* Available records *
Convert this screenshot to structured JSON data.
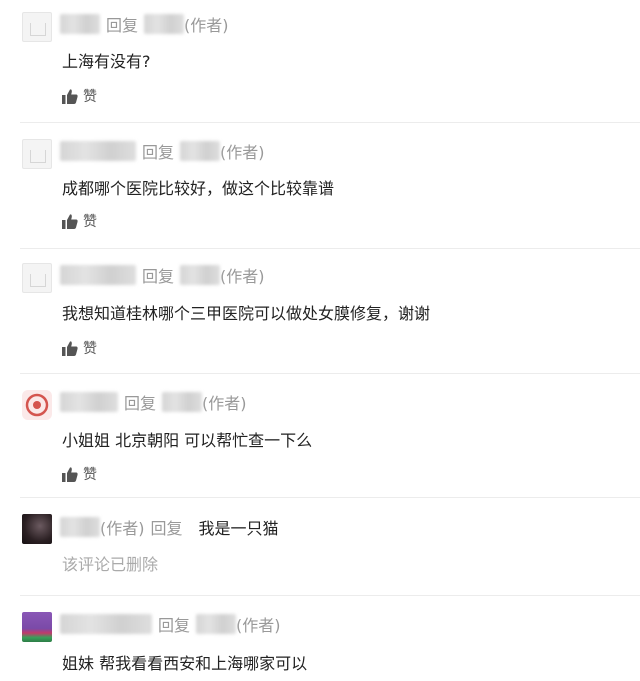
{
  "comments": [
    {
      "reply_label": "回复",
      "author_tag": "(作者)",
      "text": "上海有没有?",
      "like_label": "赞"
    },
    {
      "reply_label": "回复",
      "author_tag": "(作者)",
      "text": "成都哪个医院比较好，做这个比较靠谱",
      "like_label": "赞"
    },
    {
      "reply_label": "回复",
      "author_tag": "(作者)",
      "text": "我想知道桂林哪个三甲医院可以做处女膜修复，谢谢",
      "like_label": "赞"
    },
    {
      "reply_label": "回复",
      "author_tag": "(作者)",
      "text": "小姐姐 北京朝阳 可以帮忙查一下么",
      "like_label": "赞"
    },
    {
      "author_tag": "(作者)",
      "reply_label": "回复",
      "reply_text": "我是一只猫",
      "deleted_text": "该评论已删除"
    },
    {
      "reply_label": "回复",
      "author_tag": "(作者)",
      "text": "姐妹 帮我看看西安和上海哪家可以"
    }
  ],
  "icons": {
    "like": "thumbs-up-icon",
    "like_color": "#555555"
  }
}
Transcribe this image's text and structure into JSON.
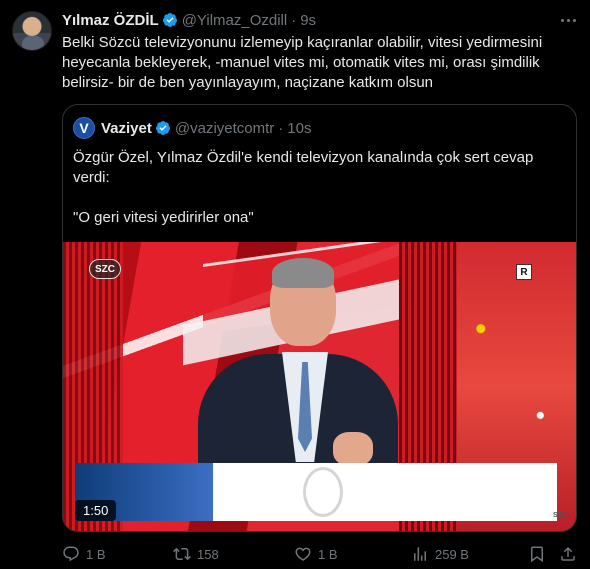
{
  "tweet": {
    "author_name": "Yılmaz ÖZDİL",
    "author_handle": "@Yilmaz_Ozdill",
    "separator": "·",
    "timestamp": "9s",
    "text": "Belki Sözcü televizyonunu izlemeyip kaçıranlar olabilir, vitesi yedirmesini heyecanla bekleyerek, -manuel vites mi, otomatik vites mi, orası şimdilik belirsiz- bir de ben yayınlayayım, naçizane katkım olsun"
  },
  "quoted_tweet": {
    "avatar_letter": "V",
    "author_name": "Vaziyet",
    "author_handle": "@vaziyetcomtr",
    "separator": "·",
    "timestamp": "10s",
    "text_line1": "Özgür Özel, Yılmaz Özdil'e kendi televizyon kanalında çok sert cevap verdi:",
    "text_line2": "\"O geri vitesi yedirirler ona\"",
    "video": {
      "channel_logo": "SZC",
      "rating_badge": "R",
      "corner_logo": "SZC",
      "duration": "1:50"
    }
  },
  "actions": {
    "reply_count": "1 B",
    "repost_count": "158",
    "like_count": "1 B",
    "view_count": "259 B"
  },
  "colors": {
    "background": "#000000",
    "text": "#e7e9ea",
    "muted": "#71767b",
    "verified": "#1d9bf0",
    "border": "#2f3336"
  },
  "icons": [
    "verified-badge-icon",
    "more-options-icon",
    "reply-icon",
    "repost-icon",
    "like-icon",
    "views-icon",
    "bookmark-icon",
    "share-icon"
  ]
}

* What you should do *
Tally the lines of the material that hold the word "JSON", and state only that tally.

* Written solution *
2